On April 25, 2014, the contractor, Saltair Marine Services Ltd. informed Coast Guard that the Provincial Ministry of Social Development had contacted them on behalf of the vessel owner, who was from the local First Nations Reserve. The enquiry was to determine the owner’s eligibility for social assistance and whether the vessel should be considered an asset. Coast Guard informed the Powell River office of the Ministry about the disposition of the Gale Force.
On August 14, 2015, less than two months short of the prescription two-year period laid down in the Marine Liability Act (MLA), the Administrator received a claim from Coast Guard, on behalf of the Department of Fisheries and Oceans, for costs and expenses in the amount of $54,169.48, pursuant to the MLA.
The Administrator commenced an investigation and assessment of the claim. The findings ascertained that there is adequate documentation and photographs to show that the old fishing vessel was aground causing oil pollution. It was discharging oil and would have very likely continued to discharge pollutants as it lay partially submerged near Comox harbour. The submitted material clearly substantiated that the measures taken by the contractors were in accordance with the PWGSC contract, which contained a comprehensive “Statement of Work”. The vessel was totally deconstructed to remove the pollutants, as a final measure to prevent any more discharge of oil into the sensitive marine environment. Throughout the operation, Coast Guard personnel assumed the role of On-Scene Commander to deal with the occurrence.
After completion of the investigation and assessment of the claim, the Administrator concluded that the amount of $51,382.12 was clearly established. Therefore on the basis of these findings, an offer was mailed to the Department of Fisheries and Oceans (DFO/CCG) on October 13, 2015, for the amount of $51,382.12, plus interest, as full and final settlement pursuant to the MLA. The Administrator explained that the amount of interest will be calculated upon receipt of acceptance of the offer. Enclosed with the offer was a Release and Subrogation Agreement to be executed on behalf of the Coast Guard.

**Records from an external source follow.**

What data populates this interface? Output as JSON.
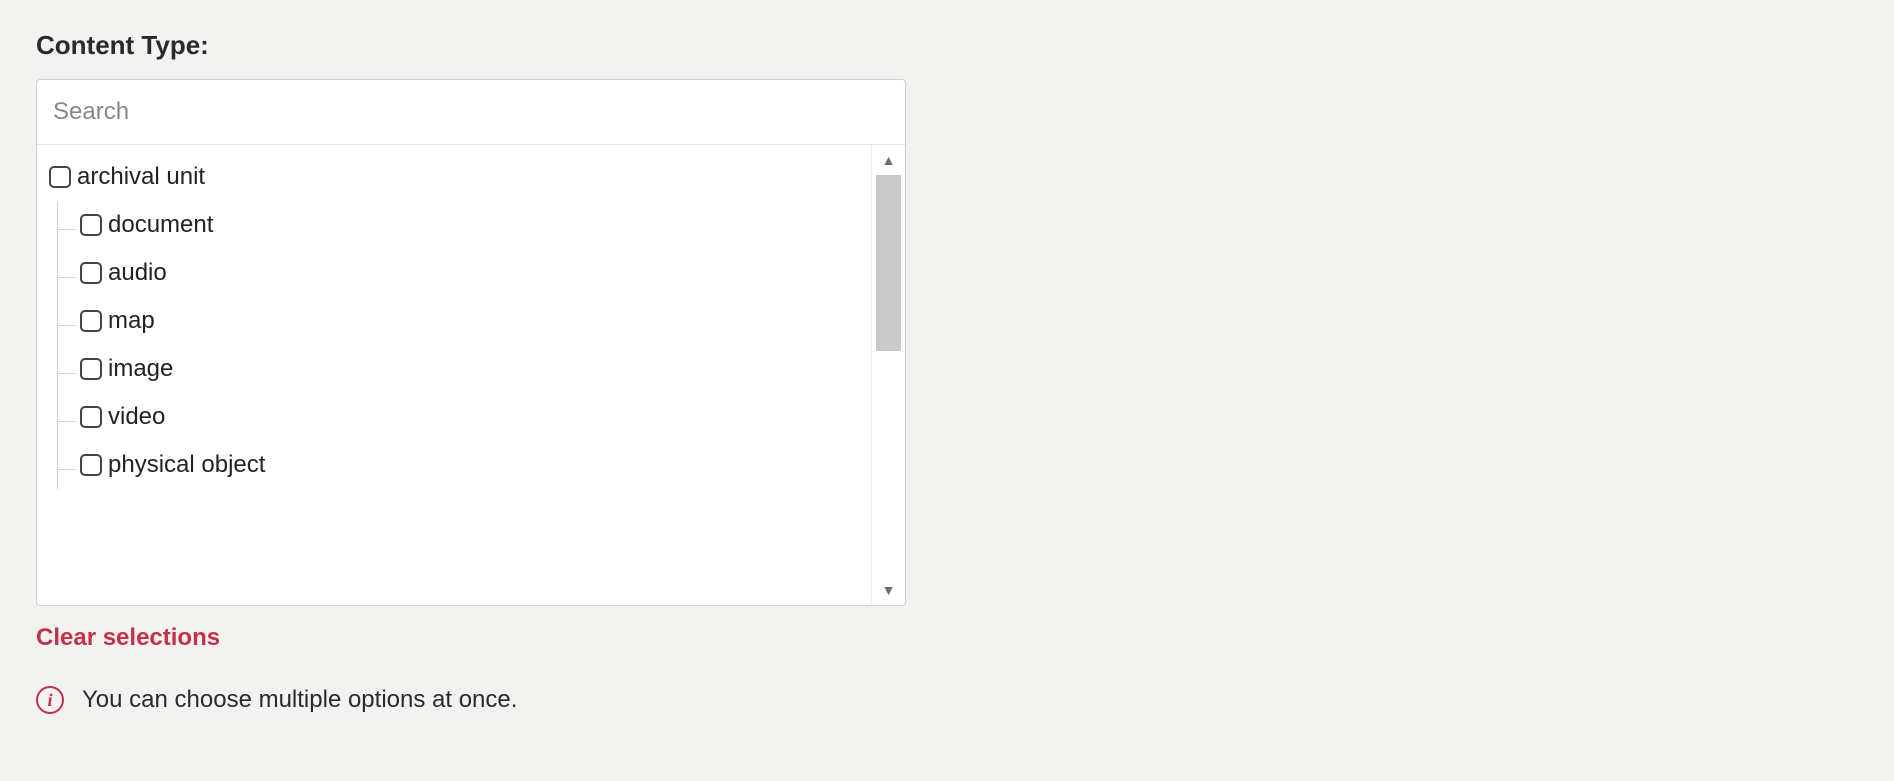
{
  "field": {
    "label": "Content Type:",
    "search_placeholder": "Search",
    "clear_label": "Clear selections",
    "hint": "You can choose multiple options at once."
  },
  "tree": {
    "root_label": "archival unit",
    "children": [
      {
        "label": "document"
      },
      {
        "label": "audio"
      },
      {
        "label": "map"
      },
      {
        "label": "image"
      },
      {
        "label": "video"
      },
      {
        "label": "physical object"
      }
    ]
  }
}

The Administrator’s letter of October 13 also brought Coast Guard’s senior management attention to concerns about claims being filed near the very end of the prescription periods laid down in the MLA. It was pointed out that filing a claim long after the response to an incident has been completed entails certain risks. As previously discussed with Coast Guard officials, before the Administrator can offer compensation of a claim, he must satisfy himself that it has been established and that all costs and expenses that make up the claim are reasonable. This may be difficult long after the occurrence and the response operation has been completed, especially if the individuals involved in the response are no longer available to answer questions. Where the Administrator is unable to satisfy himself as to the reasonableness of the claim, or certain costs and expenses involved in the claim, he has no alternative but to disallow them. The Administrator also has the responsibility to take all reasonable measures to recover any payments out of the Ship-source Oil Pollution Fund from the shipowners, their insurers, or any other party that may bear responsibility for the occurrence. A recourse action will only be successful if the claim on which it is based has been thoroughly investigated and documented. Coast Guard management was, therefore, encouraged to submit their claims as quickly as possible.
On October 21, 2015, a letter of acceptance of the offer was received from the Coast Guard, but it did not include the executed Release and Subrogation Agreement. The reply noted that the Commissioner is considering options on how to proceed with respect to the Agreement. The Administrator responded that he will not proceed with the requisitioning of payment of this claim until he is in receipt of a duly executed Release and Subrogation Agreement. Meanwhile, the file remains open.